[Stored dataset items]

☆ ☆ ☆

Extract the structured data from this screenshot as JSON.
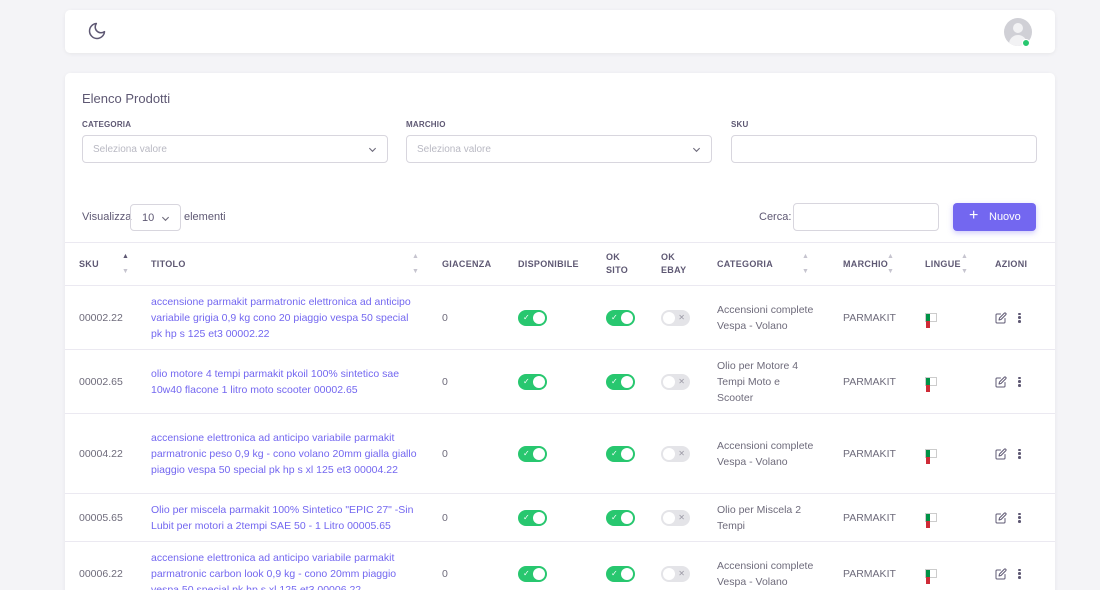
{
  "list": {
    "title": "Elenco Prodotti",
    "filters": [
      {
        "label": "CATEGORIA",
        "placeholder": "Seleziona valore"
      },
      {
        "label": "MARCHIO",
        "placeholder": "Seleziona valore"
      },
      {
        "label": "SKU",
        "placeholder": ""
      }
    ],
    "show_label": "Visualizza",
    "page_length": "10",
    "elements_label": "elementi",
    "search_label": "Cerca:",
    "new_button": "Nuovo"
  },
  "table": {
    "columns": [
      "SKU",
      "TITOLO",
      "GIACENZA",
      "DISPONIBILE",
      "OK SITO",
      "OK EBAY",
      "CATEGORIA",
      "MARCHIO",
      "LINGUE",
      "AZIONI"
    ],
    "rows": [
      {
        "sku": "00002.22",
        "title": "accensione parmakit parmatronic elettronica ad anticipo variabile grigia 0,9 kg cono 20 piaggio vespa 50 special pk hp s 125 et3 00002.22",
        "stock": "0",
        "available": true,
        "ok_site": true,
        "ok_ebay": false,
        "category": "Accensioni complete Vespa - Volano",
        "brand": "PARMAKIT",
        "language": "it"
      },
      {
        "sku": "00002.65",
        "title": "olio motore 4 tempi parmakit pkoil 100% sintetico sae 10w40 flacone 1 litro moto scooter 00002.65",
        "stock": "0",
        "available": true,
        "ok_site": true,
        "ok_ebay": false,
        "category": "Olio per Motore 4 Tempi Moto e Scooter",
        "brand": "PARMAKIT",
        "language": "it"
      },
      {
        "sku": "00004.22",
        "title": "accensione elettronica ad anticipo variabile parmakit parmatronic peso 0,9 kg - cono volano 20mm gialla giallo piaggio vespa 50 special pk hp s xl 125 et3 00004.22",
        "stock": "0",
        "available": true,
        "ok_site": true,
        "ok_ebay": false,
        "category": "Accensioni complete Vespa - Volano",
        "brand": "PARMAKIT",
        "language": "it"
      },
      {
        "sku": "00005.65",
        "title": "Olio per miscela parmakit 100% Sintetico \"EPIC 27\" -Sin Lubit per motori a 2tempi SAE 50 - 1 Litro 00005.65",
        "stock": "0",
        "available": true,
        "ok_site": true,
        "ok_ebay": false,
        "category": "Olio per Miscela 2 Tempi",
        "brand": "PARMAKIT",
        "language": "it"
      },
      {
        "sku": "00006.22",
        "title": "accensione elettronica ad anticipo variabile parmakit parmatronic carbon look 0,9 kg - cono 20mm piaggio vespa 50 special pk hp s xl 125 et3 00006.22",
        "stock": "0",
        "available": true,
        "ok_site": true,
        "ok_ebay": false,
        "category": "Accensioni complete Vespa - Volano",
        "brand": "PARMAKIT",
        "language": "it"
      }
    ]
  },
  "colors": {
    "primary": "#7367f0",
    "success": "#28c76f",
    "toggle_off": "#e4e4e8"
  },
  "icons": [
    "moon-icon",
    "avatar",
    "chevron-down-icon",
    "plus-icon",
    "sort-icon",
    "check-icon",
    "x-icon",
    "italy-flag-icon",
    "edit-icon",
    "more-vertical-icon"
  ]
}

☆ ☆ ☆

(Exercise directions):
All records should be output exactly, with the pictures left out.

(Exercise answer):
Extract the structured data from this screenshot as JSON.
{
  "list": {
    "title": "Elenco Prodotti",
    "filters": [
      {
        "label": "CATEGORIA",
        "placeholder": "Seleziona valore"
      },
      {
        "label": "MARCHIO",
        "placeholder": "Seleziona valore"
      },
      {
        "label": "SKU",
        "placeholder": ""
      }
    ],
    "show_label": "Visualizza",
    "page_length": "10",
    "elements_label": "elementi",
    "search_label": "Cerca:",
    "new_button": "Nuovo"
  },
  "table": {
    "columns": [
      "SKU",
      "TITOLO",
      "GIACENZA",
      "DISPONIBILE",
      "OK SITO",
      "OK EBAY",
      "CATEGORIA",
      "MARCHIO",
      "LINGUE",
      "AZIONI"
    ],
    "rows": [
      {
        "sku": "00002.22",
        "title": "accensione parmakit parmatronic elettronica ad anticipo variabile grigia 0,9 kg cono 20 piaggio vespa 50 special pk hp s 125 et3 00002.22",
        "stock": "0",
        "available": true,
        "ok_site": true,
        "ok_ebay": false,
        "category": "Accensioni complete Vespa - Volano",
        "brand": "PARMAKIT",
        "language": "it"
      },
      {
        "sku": "00002.65",
        "title": "olio motore 4 tempi parmakit pkoil 100% sintetico sae 10w40 flacone 1 litro moto scooter 00002.65",
        "stock": "0",
        "available": true,
        "ok_site": true,
        "ok_ebay": false,
        "category": "Olio per Motore 4 Tempi Moto e Scooter",
        "brand": "PARMAKIT",
        "language": "it"
      },
      {
        "sku": "00004.22",
        "title": "accensione elettronica ad anticipo variabile parmakit parmatronic peso 0,9 kg - cono volano 20mm gialla giallo piaggio vespa 50 special pk hp s xl 125 et3 00004.22",
        "stock": "0",
        "available": true,
        "ok_site": true,
        "ok_ebay": false,
        "category": "Accensioni complete Vespa - Volano",
        "brand": "PARMAKIT",
        "language": "it"
      },
      {
        "sku": "00005.65",
        "title": "Olio per miscela parmakit 100% Sintetico \"EPIC 27\" -Sin Lubit per motori a 2tempi SAE 50 - 1 Litro 00005.65",
        "stock": "0",
        "available": true,
        "ok_site": true,
        "ok_ebay": false,
        "category": "Olio per Miscela 2 Tempi",
        "brand": "PARMAKIT",
        "language": "it"
      },
      {
        "sku": "00006.22",
        "title": "accensione elettronica ad anticipo variabile parmakit parmatronic carbon look 0,9 kg - cono 20mm piaggio vespa 50 special pk hp s xl 125 et3 00006.22",
        "stock": "0",
        "available": true,
        "ok_site": true,
        "ok_ebay": false,
        "category": "Accensioni complete Vespa - Volano",
        "brand": "PARMAKIT",
        "language": "it"
      }
    ]
  },
  "colors": {
    "primary": "#7367f0",
    "success": "#28c76f",
    "toggle_off": "#e4e4e8"
  },
  "icons": [
    "moon-icon",
    "avatar",
    "chevron-down-icon",
    "plus-icon",
    "sort-icon",
    "check-icon",
    "x-icon",
    "italy-flag-icon",
    "edit-icon",
    "more-vertical-icon"
  ]
}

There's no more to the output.